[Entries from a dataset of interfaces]

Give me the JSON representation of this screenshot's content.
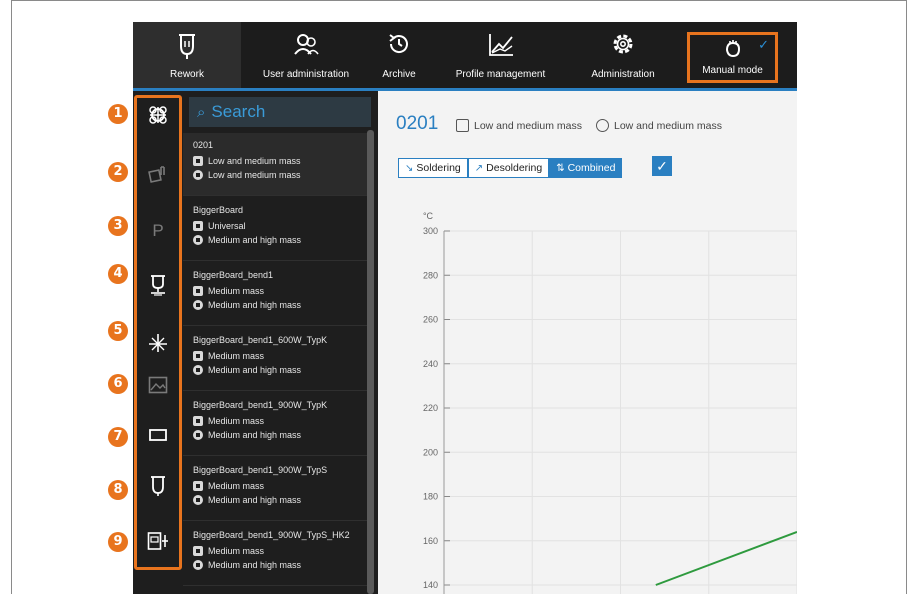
{
  "nav": {
    "items": [
      {
        "label": "Rework",
        "icon": "rework-tool-icon"
      },
      {
        "label": "User administration",
        "icon": "users-icon"
      },
      {
        "label": "Archive",
        "icon": "history-icon"
      },
      {
        "label": "Profile management",
        "icon": "chart-icon"
      },
      {
        "label": "Administration",
        "icon": "gear-icon"
      },
      {
        "label": "Manual mode",
        "icon": "hand-icon"
      }
    ],
    "active": "Rework",
    "highlighted": "Manual mode",
    "accent_color": "#e8741e"
  },
  "rail": {
    "icons": [
      "component-icon",
      "nozzle-icon",
      "profile-p-icon",
      "placement-icon",
      "light-icon",
      "image-icon",
      "rectangle-icon",
      "heater-icon",
      "settings-io-icon"
    ],
    "markers": [
      "1",
      "2",
      "3",
      "4",
      "5",
      "6",
      "7",
      "8",
      "9"
    ]
  },
  "search": {
    "placeholder": "Search"
  },
  "profiles": [
    {
      "name": "0201",
      "line1": "Low and medium mass",
      "line2": "Low and medium mass",
      "selected": true
    },
    {
      "name": "BiggerBoard",
      "line1": "Universal",
      "line2": "Medium and high mass"
    },
    {
      "name": "BiggerBoard_bend1",
      "line1": "Medium mass",
      "line2": "Medium and high mass"
    },
    {
      "name": "BiggerBoard_bend1_600W_TypK",
      "line1": "Medium mass",
      "line2": "Medium and high mass"
    },
    {
      "name": "BiggerBoard_bend1_900W_TypK",
      "line1": "Medium mass",
      "line2": "Medium and high mass"
    },
    {
      "name": "BiggerBoard_bend1_900W_TypS",
      "line1": "Medium mass",
      "line2": "Medium and high mass"
    },
    {
      "name": "BiggerBoard_bend1_900W_TypS_HK2",
      "line1": "Medium mass",
      "line2": "Medium and high mass"
    }
  ],
  "main": {
    "title": "0201",
    "meta1": "Low and medium mass",
    "meta2": "Low and medium mass",
    "modes": [
      "Soldering",
      "Desoldering",
      "Combined"
    ],
    "active_mode": "Combined",
    "check_icon": "checkbox-checked-icon"
  },
  "chart_data": {
    "type": "line",
    "ylabel": "°C",
    "ylim": [
      140,
      300
    ],
    "yticks": [
      300,
      280,
      260,
      240,
      220,
      200,
      180,
      160,
      140
    ],
    "grid": true,
    "series": [
      {
        "color": "#2e9a3e",
        "points": [
          [
            0.6,
            140
          ],
          [
            1.0,
            164
          ]
        ]
      }
    ],
    "xlim": [
      0,
      1
    ]
  }
}
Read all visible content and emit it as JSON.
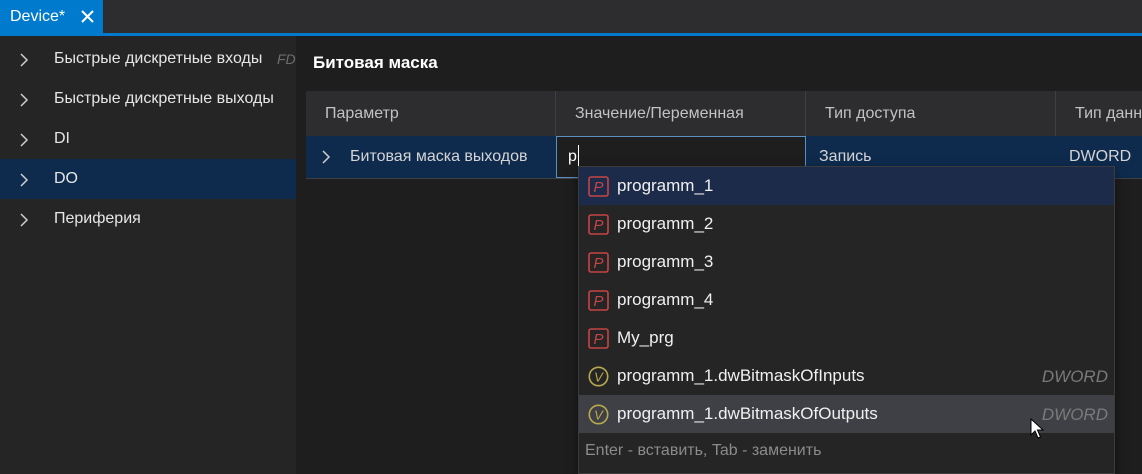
{
  "tab": {
    "title": "Device*"
  },
  "sidebar": {
    "items": [
      {
        "label": "Быстрые дискретные входы",
        "suffix": "FD"
      },
      {
        "label": "Быстрые дискретные выходы"
      },
      {
        "label": "DI"
      },
      {
        "label": "DO",
        "selected": true
      },
      {
        "label": "Периферия"
      }
    ]
  },
  "main": {
    "title": "Битовая маска",
    "columns": [
      "Параметр",
      "Значение/Переменная",
      "Тип доступа",
      "Тип данн"
    ],
    "row": {
      "parameter": "Битовая маска выходов",
      "value": "p",
      "access": "Запись",
      "datatype": "DWORD"
    }
  },
  "autocomplete": {
    "items": [
      {
        "icon": "P",
        "kind": "program",
        "label": "programm_1",
        "type": ""
      },
      {
        "icon": "P",
        "kind": "program",
        "label": "programm_2",
        "type": ""
      },
      {
        "icon": "P",
        "kind": "program",
        "label": "programm_3",
        "type": ""
      },
      {
        "icon": "P",
        "kind": "program",
        "label": "programm_4",
        "type": ""
      },
      {
        "icon": "P",
        "kind": "program",
        "label": "My_prg",
        "type": ""
      },
      {
        "icon": "V",
        "kind": "variable",
        "label": "programm_1.dwBitmaskOfInputs",
        "type": "DWORD"
      },
      {
        "icon": "V",
        "kind": "variable",
        "label": "programm_1.dwBitmaskOfOutputs",
        "type": "DWORD"
      }
    ],
    "hint": "Enter - вставить, Tab - заменить"
  },
  "colors": {
    "accent": "#007acc",
    "selection": "#0e2b4e",
    "program_icon": "#c74444",
    "variable_icon": "#b7a94d"
  }
}
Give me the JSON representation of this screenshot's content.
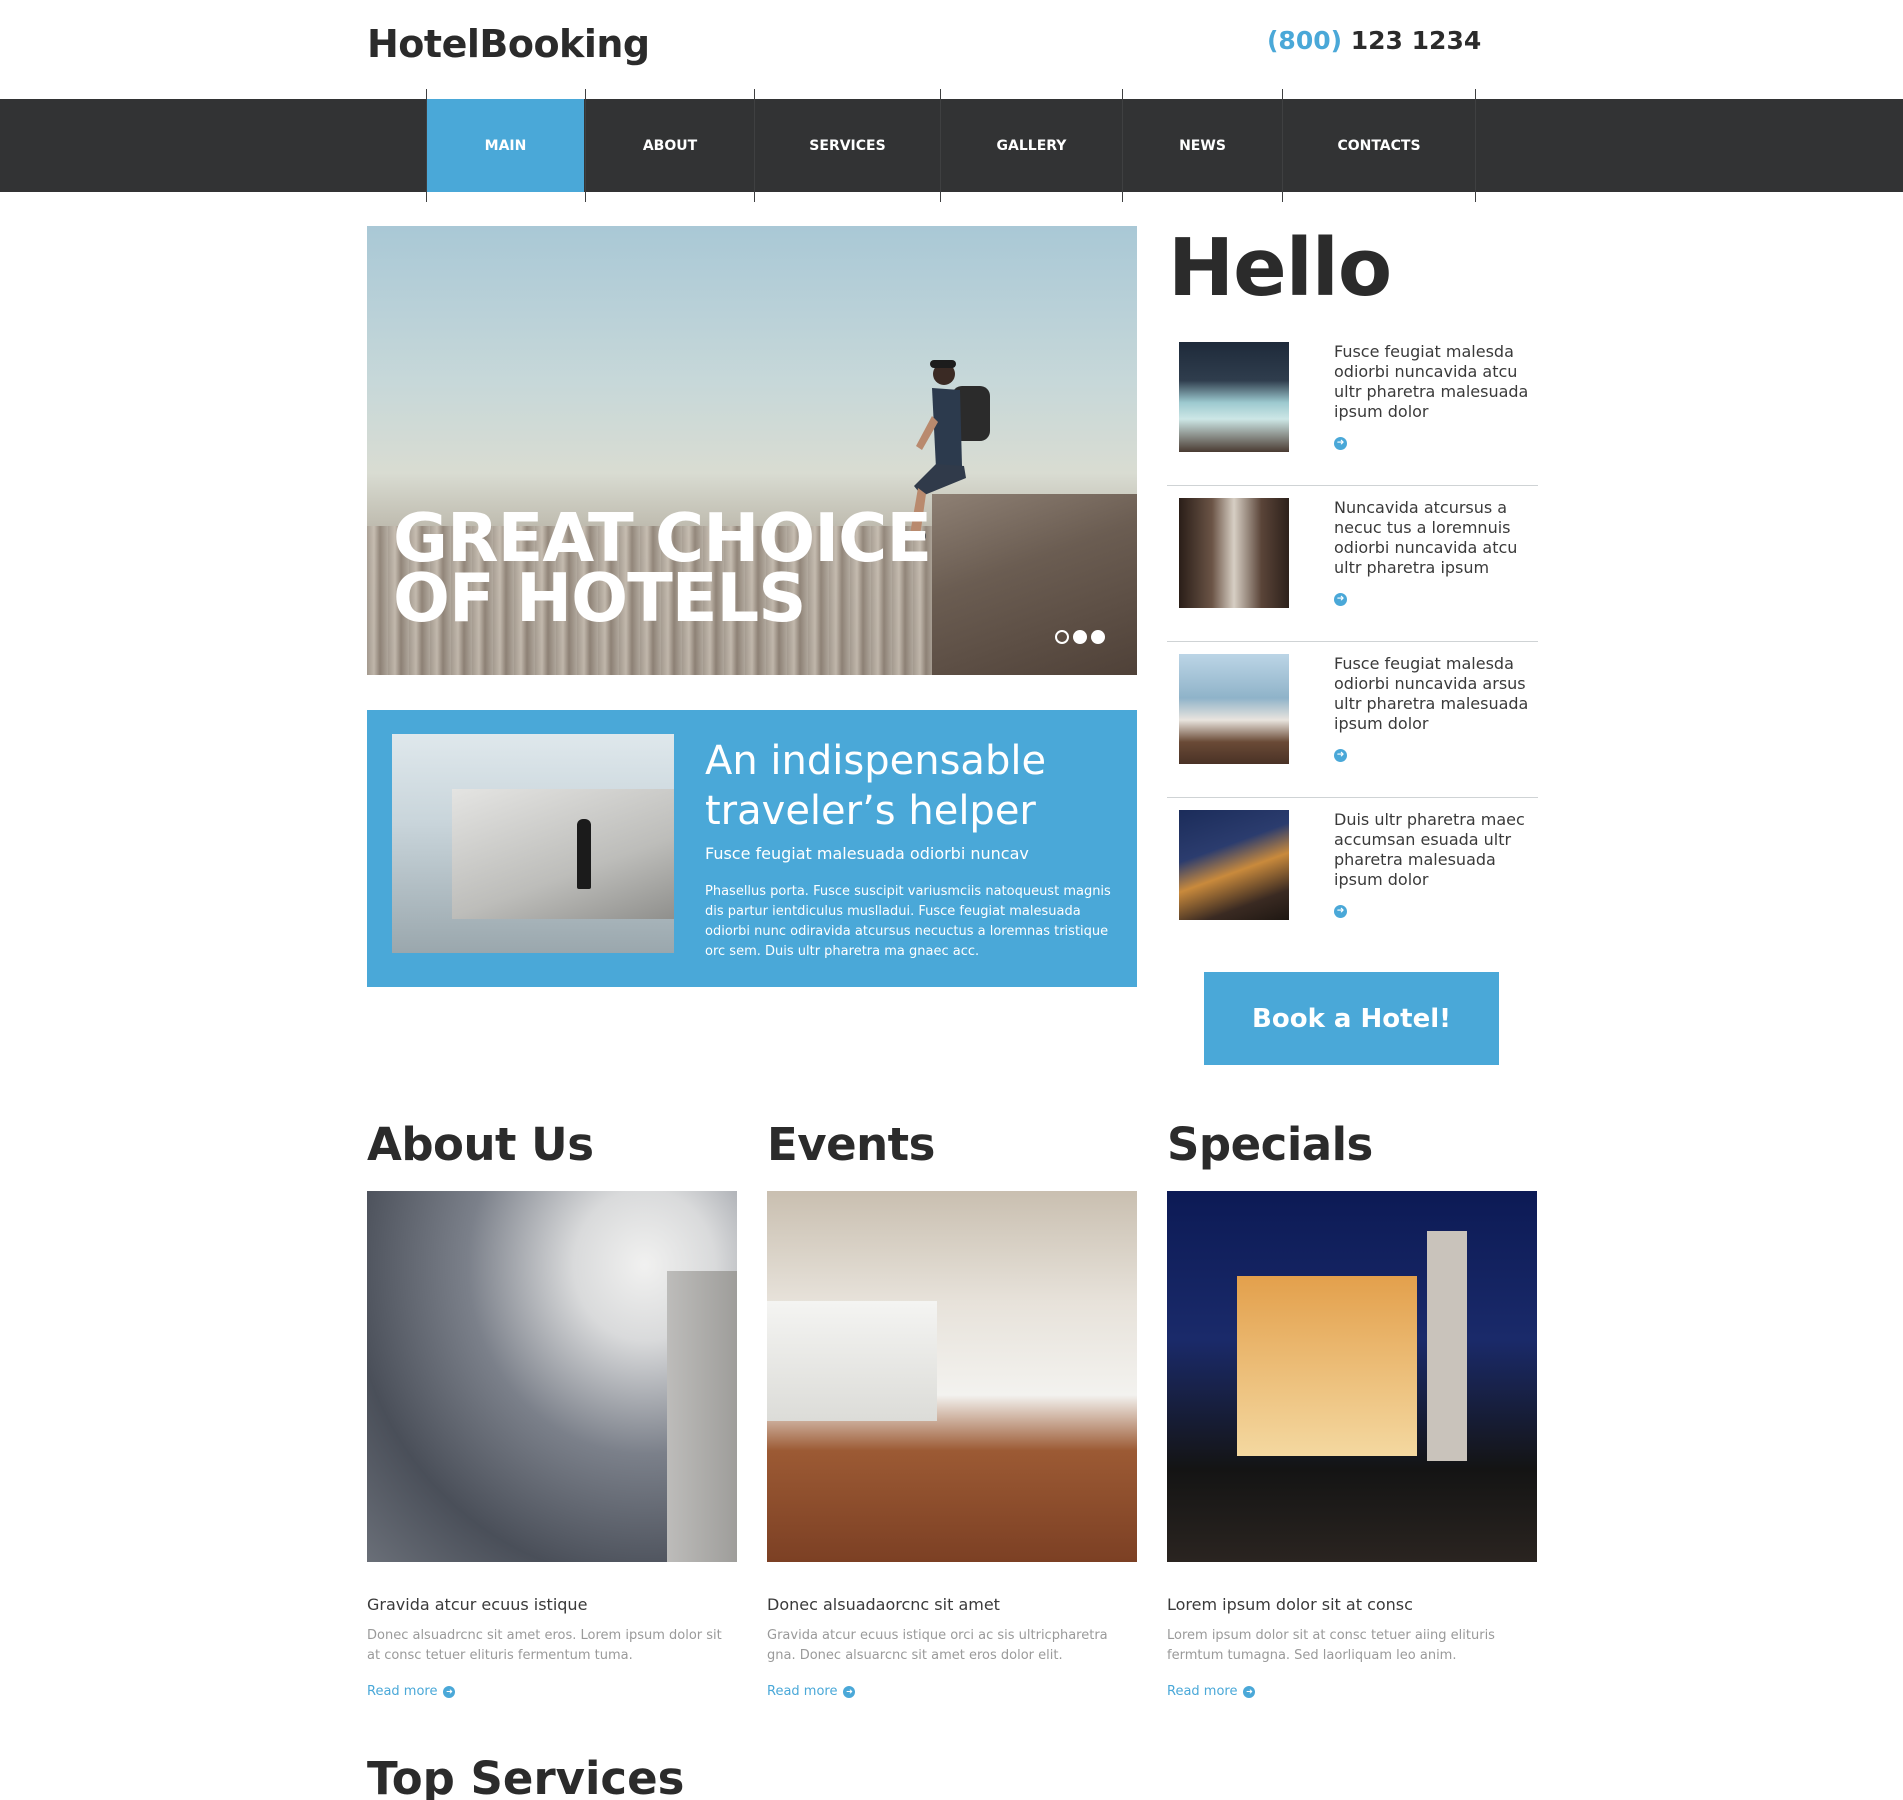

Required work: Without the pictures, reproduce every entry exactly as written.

Written solution:
Give me the JSON representation of this screenshot's content.
{
  "nav": {
    "items": [
      {
        "label": "Rework",
        "icon": "rework-tool-icon"
      },
      {
        "label": "User administration",
        "icon": "users-icon"
      },
      {
        "label": "Archive",
        "icon": "history-icon"
      },
      {
        "label": "Profile management",
        "icon": "chart-icon"
      },
      {
        "label": "Administration",
        "icon": "gear-icon"
      },
      {
        "label": "Manual mode",
        "icon": "hand-icon"
      }
    ],
    "active": "Rework",
    "highlighted": "Manual mode",
    "accent_color": "#e8741e"
  },
  "rail": {
    "icons": [
      "component-icon",
      "nozzle-icon",
      "profile-p-icon",
      "placement-icon",
      "light-icon",
      "image-icon",
      "rectangle-icon",
      "heater-icon",
      "settings-io-icon"
    ],
    "markers": [
      "1",
      "2",
      "3",
      "4",
      "5",
      "6",
      "7",
      "8",
      "9"
    ]
  },
  "search": {
    "placeholder": "Search"
  },
  "profiles": [
    {
      "name": "0201",
      "line1": "Low and medium mass",
      "line2": "Low and medium mass",
      "selected": true
    },
    {
      "name": "BiggerBoard",
      "line1": "Universal",
      "line2": "Medium and high mass"
    },
    {
      "name": "BiggerBoard_bend1",
      "line1": "Medium mass",
      "line2": "Medium and high mass"
    },
    {
      "name": "BiggerBoard_bend1_600W_TypK",
      "line1": "Medium mass",
      "line2": "Medium and high mass"
    },
    {
      "name": "BiggerBoard_bend1_900W_TypK",
      "line1": "Medium mass",
      "line2": "Medium and high mass"
    },
    {
      "name": "BiggerBoard_bend1_900W_TypS",
      "line1": "Medium mass",
      "line2": "Medium and high mass"
    },
    {
      "name": "BiggerBoard_bend1_900W_TypS_HK2",
      "line1": "Medium mass",
      "line2": "Medium and high mass"
    }
  ],
  "main": {
    "title": "0201",
    "meta1": "Low and medium mass",
    "meta2": "Low and medium mass",
    "modes": [
      "Soldering",
      "Desoldering",
      "Combined"
    ],
    "active_mode": "Combined",
    "check_icon": "checkbox-checked-icon"
  },
  "chart_data": {
    "type": "line",
    "ylabel": "°C",
    "ylim": [
      140,
      300
    ],
    "yticks": [
      300,
      280,
      260,
      240,
      220,
      200,
      180,
      160,
      140
    ],
    "grid": true,
    "series": [
      {
        "color": "#2e9a3e",
        "points": [
          [
            0.6,
            140
          ],
          [
            1.0,
            164
          ]
        ]
      }
    ],
    "xlim": [
      0,
      1
    ]
  }
}
Read all visible content and emit it as JSON.
{
  "tab": {
    "title": "Device*"
  },
  "sidebar": {
    "items": [
      {
        "label": "Быстрые дискретные входы",
        "suffix": "FD"
      },
      {
        "label": "Быстрые дискретные выходы"
      },
      {
        "label": "DI"
      },
      {
        "label": "DO",
        "selected": true
      },
      {
        "label": "Периферия"
      }
    ]
  },
  "main": {
    "title": "Битовая маска",
    "columns": [
      "Параметр",
      "Значение/Переменная",
      "Тип доступа",
      "Тип данн"
    ],
    "row": {
      "parameter": "Битовая маска выходов",
      "value": "p",
      "access": "Запись",
      "datatype": "DWORD"
    }
  },
  "autocomplete": {
    "items": [
      {
        "icon": "P",
        "kind": "program",
        "label": "programm_1",
        "type": ""
      },
      {
        "icon": "P",
        "kind": "program",
        "label": "programm_2",
        "type": ""
      },
      {
        "icon": "P",
        "kind": "program",
        "label": "programm_3",
        "type": ""
      },
      {
        "icon": "P",
        "kind": "program",
        "label": "programm_4",
        "type": ""
      },
      {
        "icon": "P",
        "kind": "program",
        "label": "My_prg",
        "type": ""
      },
      {
        "icon": "V",
        "kind": "variable",
        "label": "programm_1.dwBitmaskOfInputs",
        "type": "DWORD"
      },
      {
        "icon": "V",
        "kind": "variable",
        "label": "programm_1.dwBitmaskOfOutputs",
        "type": "DWORD"
      }
    ],
    "hint": "Enter - вставить, Tab - заменить"
  },
  "colors": {
    "accent": "#007acc",
    "selection": "#0e2b4e",
    "program_icon": "#c74444",
    "variable_icon": "#b7a94d"
  }
}
Give me the JSON representation of this screenshot's content.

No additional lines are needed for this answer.